Local leaders urge support of universal background checksWritten by Dave Willinger | | email@example.com
Councilman and mayoral candidate Joe McNamara joined the executive directors of Progress Ohio and the Ohio Coalition Against Gun Violence and former mayor Carty Finkbeiner in asking Toledoans to urge their representatives in Washington, D.C., to support for federal legislation mandating universal background checks for gun purchases.
The April 3 rally was set on the edge of the Southland Shopping Center parking lot in proximity to a makeshift memorial to Kaitlin Gerber, the 20-year-old woman killed by her ex-boyfriend Jashua Perz on March 24. McNamara called universal background checks “common sense” and cited statistics showing significantly lower gun suicide and gun violence against women in places where similar statewide legislation is already in place.
“It’s perfectly fine to balance Second Amendment rights with making sure we have safety measures in place to keep guns out of the hands of dangerous people and ending senseless deaths,” McNamara said in a news release from Progress Ohio, a statewide nonprofit that describes itself as “dedicated to issue advocacy across Ohio,” and whose executive director Brian Rothenberg also spoke at the news conference.
McNamara told a small gathering of local media, “We need the federal government to do this,” referring to universal background checks for gun purchases, part of the legislation that many advocates warn is now stalled in Congress.
Sen. Rob Portman addressed the issue at an April 3 Columbus event. When asked about background checks by a reporter, Portman said, “There is opportunity to enforce the existing background checks,” according to a transcript provided by the senator’s office.

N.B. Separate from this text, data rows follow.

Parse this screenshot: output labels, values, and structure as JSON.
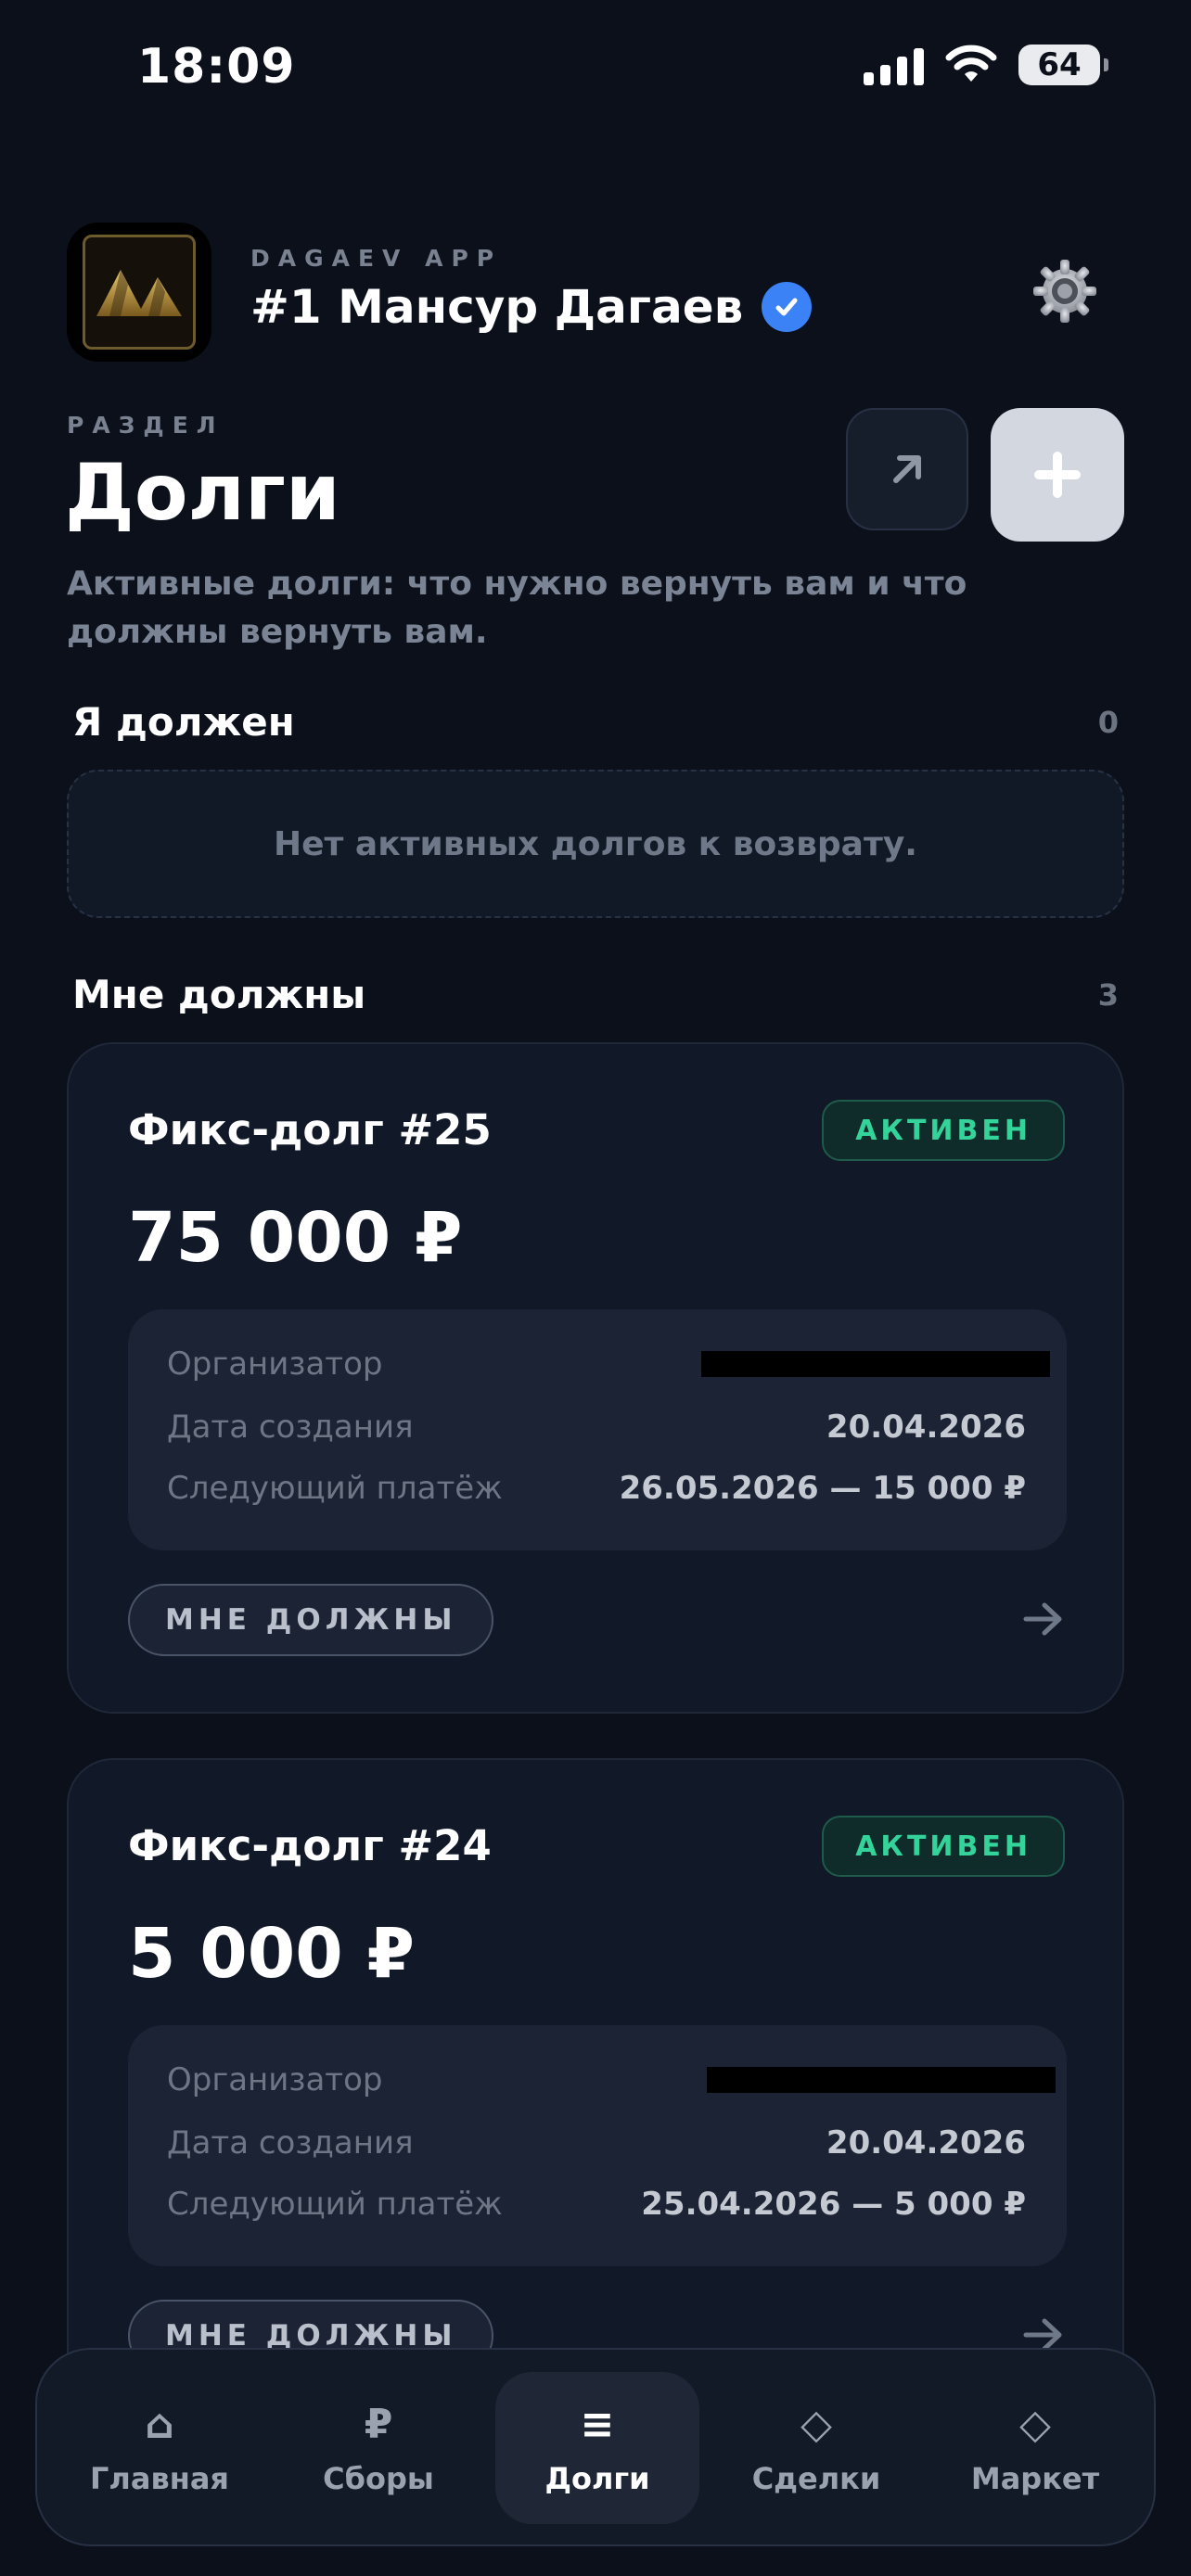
{
  "status_bar": {
    "time": "18:09",
    "battery": "64"
  },
  "header": {
    "app_caption": "DAGAEV APP",
    "user_name": "#1 Мансур Дагаев",
    "settings_icon": "gear-icon"
  },
  "page": {
    "section_caption": "РАЗДЕЛ",
    "title": "Долги",
    "description": "Активные долги: что нужно вернуть вам и что должны вернуть вам."
  },
  "i_owe": {
    "title": "Я должен",
    "count": "0",
    "empty_text": "Нет активных долгов к возврату."
  },
  "owed_to_me": {
    "title": "Мне должны",
    "count": "3",
    "cards": [
      {
        "title": "Фикс-долг #25",
        "status": "АКТИВЕН",
        "amount": "75 000 ₽",
        "rows": [
          {
            "label": "Организатор",
            "value": ""
          },
          {
            "label": "Дата создания",
            "value": "20.04.2026"
          },
          {
            "label": "Следующий платёж",
            "value": "26.05.2026 — 15 000 ₽"
          }
        ],
        "tag": "МНЕ ДОЛЖНЫ"
      },
      {
        "title": "Фикс-долг #24",
        "status": "АКТИВЕН",
        "amount": "5 000 ₽",
        "rows": [
          {
            "label": "Организатор",
            "value": ""
          },
          {
            "label": "Дата создания",
            "value": "20.04.2026"
          },
          {
            "label": "Следующий платёж",
            "value": "25.04.2026 — 5 000 ₽"
          }
        ],
        "tag": "МНЕ ДОЛЖНЫ"
      }
    ]
  },
  "tabbar": {
    "active": "Долги",
    "tabs": [
      {
        "label": "Главная",
        "icon": "⌂"
      },
      {
        "label": "Сборы",
        "icon": "₽"
      },
      {
        "label": "Долги",
        "icon": "≡"
      },
      {
        "label": "Сделки",
        "icon": "◇"
      },
      {
        "label": "Маркет",
        "icon": "◇"
      }
    ]
  },
  "colors": {
    "background": "#0b101b",
    "card": "#111827",
    "accent_green": "#34d399",
    "verified_blue": "#3b82f6"
  }
}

“The more you look into it, the more you find out that some of the information is not being provided,” Portman said.
“A universal check that would require registration, I would be against. I think the idea of a registration, a global registration, would be something that I would oppose and that a lot of my colleagues would as well,” he said.
Congresswoman Marcy Kaptur’s communications director Steve Fought, said she does “support universal background checks. [Kaptur] also supports a ban on assault weapons; to renew the ban that expired.”
A fact sheet distributed by Toby Hoover, executive director of the Ohio Coalition Against Gun Violence, cited a January 2013 poll by the coalition of Mayors Against Illegal Guns, that found that “83 percent of Ohio residents want every gun buyer to pass a criminal background check.”
Toledo is listed as one of 900 cities in America whose mayors have signed the coalition’s statement of principles, which includes punishing “to the maximum extent of the law” the criminals who use illegal guns and “target[ing] and hold[ing] accountable irresponsible gun dealers who break the law by knowingly selling guns to straw purchasers.”
Mayors Against Illegal Guns pledges to support the goal of “protecting the rights of Americans to own guns, while fighting to keep criminals from possessing guns illegally.”
Signatories also support “punish[ing] – to the maximum extent of the law – criminals who possess, use, and traffic in illegal guns” and “keep[ing] lethal, military-style weapons and high capacity ammunition magazines off our streets.”
Finkbeiner, who as mayor in the mid-1990s oversaw the passage of a citywide ban on assault weapons and “Saturday night specials,” said there were 199 shootings in Toledo last year, a dramatic increase, in his words. Finkbeiner said Ohio basically pre-empted the gun restrictions his administration put in place when “the state took away home rule” in such matters about seven years ago.
Finkbeiner recalled how members of the Michigan militia in the 1990s surrounded One Government Center in protest of his local gun bans. He said he was “impressed” with McNamara’s “courage” on the issue of mandating universal background checks, legislation that Hoover emphasized is aimed at gun sellers not gun buyers.
Regarding Finkbeiner’s record on gun control, Hoover said, “Carty was never afraid of this issue,” noting the former multiple-term mayor’s support of it “never hurt his re-election.”
Mayor Mike Bell’s office was not available at press time.